The Anglo-Saxon Monk ruminates over the success of the 'world premiere' of Daisy Black's dramatisation of the Bayeux Tapestry.
'The play was inspired by the work of scholars on the relationship between the familiar narrative in the central frame of the Bayeux Tapestry and the figures in the borders.'
Well, what an anticlimax!
No, I don’t mean the wonderful performance last Saturday of 'The Bayeux Tapestry: The Stitches Speak' by Daisy Black’s ensemble at the 50th International Congress on Medieval Studies at Kalamazoo, Michigan.
No, blessed readers, that was, to borrow from the lexis of the locals, awesome.
Rather, I’m referring to the complete indifference manifest by my brothers on my arrival back from my unsanctioned adventures abroad.

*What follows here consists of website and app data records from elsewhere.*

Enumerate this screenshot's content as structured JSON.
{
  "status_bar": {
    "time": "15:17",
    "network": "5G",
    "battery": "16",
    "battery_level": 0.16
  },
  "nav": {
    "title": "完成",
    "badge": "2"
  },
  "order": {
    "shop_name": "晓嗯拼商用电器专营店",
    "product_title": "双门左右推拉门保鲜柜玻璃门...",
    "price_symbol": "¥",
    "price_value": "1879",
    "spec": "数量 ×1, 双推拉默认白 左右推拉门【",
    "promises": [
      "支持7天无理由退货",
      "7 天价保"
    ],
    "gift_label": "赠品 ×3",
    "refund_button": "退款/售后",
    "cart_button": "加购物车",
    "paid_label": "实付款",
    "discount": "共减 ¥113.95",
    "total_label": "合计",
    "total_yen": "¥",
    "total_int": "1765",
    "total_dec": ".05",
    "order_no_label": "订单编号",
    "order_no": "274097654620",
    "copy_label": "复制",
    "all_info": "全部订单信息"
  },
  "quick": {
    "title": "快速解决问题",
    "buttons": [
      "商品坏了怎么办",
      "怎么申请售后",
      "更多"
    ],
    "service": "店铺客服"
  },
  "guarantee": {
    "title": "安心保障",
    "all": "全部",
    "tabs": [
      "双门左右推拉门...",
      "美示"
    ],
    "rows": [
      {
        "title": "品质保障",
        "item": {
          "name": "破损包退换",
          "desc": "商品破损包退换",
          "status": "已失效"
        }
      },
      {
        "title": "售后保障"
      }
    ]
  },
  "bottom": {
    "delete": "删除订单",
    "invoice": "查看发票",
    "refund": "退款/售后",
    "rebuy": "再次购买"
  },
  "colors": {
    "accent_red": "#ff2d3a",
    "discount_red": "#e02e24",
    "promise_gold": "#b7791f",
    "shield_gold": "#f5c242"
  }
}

Not a whiff of wonderment, not even a sniff of envy. I was at least expecting to hear that the bishop had got wind of my escapades and was planning to publicly denounce me. Well, I guess it’s for the best. But what a lot of dreary monks I hang out with, blessed ones.
But to the performance!
Well, I must begin by patting Daisy Black on her sore back (it twice served as the footstool for King Edward). She is a veritable
Hrotsvitha of Gandersheim, I can tell you!
And I have managed, blessed ones, to find room within my Christian heart to forgive her casting me as Guy, the campy, cowardly Count of Ponthieu, and thus can now state with absolute succinctness (yes, I can do succinct) that it was truly inspiring!